Tuesday, January 5, 2010

Why Lean Six Sigma isn't good for everything

I have run into, now and then, very slick efficiency-improvement systems such as Lean and Six Sigma that are billed as the answer for every problem in an organization. They are always billed as brand new, the latest thing, but they are not. Years ago there was TQL, or total quality management. Before that something else. Even reading about these systems just makes my soul die in place. I am sure that these systems are good for running a factory, but managers and leaders in every area of life get swept up in the hype and start trying to apply these (to me) stultifying systems to every type of organization. Renowned Oxford Scholar and Tolkien expert, Thomas Shippey, while speaking of the state of academia, addressed these programs better than I could:
Managerial programs work best where there is a clear and quantifiable
outcome and an easy way of checking what the work-force is doing. Neither of
these apply to teaching, or research. Really productive researchers are often
staring at the wall, or going for walks -- and their product tends to turn up
ten years later. Good teaching is not measured by the number of degrees you turn
out, or even how highly the students rate you at the time.
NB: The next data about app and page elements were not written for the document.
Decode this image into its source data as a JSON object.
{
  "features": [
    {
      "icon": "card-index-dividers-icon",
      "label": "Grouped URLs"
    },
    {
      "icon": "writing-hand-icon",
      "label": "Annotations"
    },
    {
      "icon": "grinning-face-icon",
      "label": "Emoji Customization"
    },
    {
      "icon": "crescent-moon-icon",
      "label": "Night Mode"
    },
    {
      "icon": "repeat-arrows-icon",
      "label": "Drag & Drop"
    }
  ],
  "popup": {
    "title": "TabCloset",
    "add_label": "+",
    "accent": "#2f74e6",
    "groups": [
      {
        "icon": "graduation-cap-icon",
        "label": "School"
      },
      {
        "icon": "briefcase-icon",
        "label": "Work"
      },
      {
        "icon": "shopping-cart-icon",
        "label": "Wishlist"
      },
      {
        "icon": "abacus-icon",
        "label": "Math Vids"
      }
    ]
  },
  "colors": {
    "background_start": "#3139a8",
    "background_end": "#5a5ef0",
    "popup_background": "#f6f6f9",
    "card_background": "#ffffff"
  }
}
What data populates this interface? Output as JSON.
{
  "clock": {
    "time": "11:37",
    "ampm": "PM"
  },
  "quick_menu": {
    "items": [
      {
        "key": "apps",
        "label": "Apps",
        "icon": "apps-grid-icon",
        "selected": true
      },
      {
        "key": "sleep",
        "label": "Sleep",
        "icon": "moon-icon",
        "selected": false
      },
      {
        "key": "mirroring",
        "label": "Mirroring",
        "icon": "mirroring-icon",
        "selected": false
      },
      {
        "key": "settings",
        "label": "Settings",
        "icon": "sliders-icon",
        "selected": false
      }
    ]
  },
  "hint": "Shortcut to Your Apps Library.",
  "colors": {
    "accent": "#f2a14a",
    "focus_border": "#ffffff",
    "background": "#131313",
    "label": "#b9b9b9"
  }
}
But unsophisticated
management systems (and those are the ones we have) insist on counting
something.

2 comments:

Anonymous said...

Is there any chances that Six Sigma management has any connection with the devil schemes?

Doyel mirza said...

community members who go through the auditing process–which can be anxiety inducing–but you make a great point about how strong systems and dedication to continuous improvement are what management systems are all about. Thanks for sharing.lean six sigma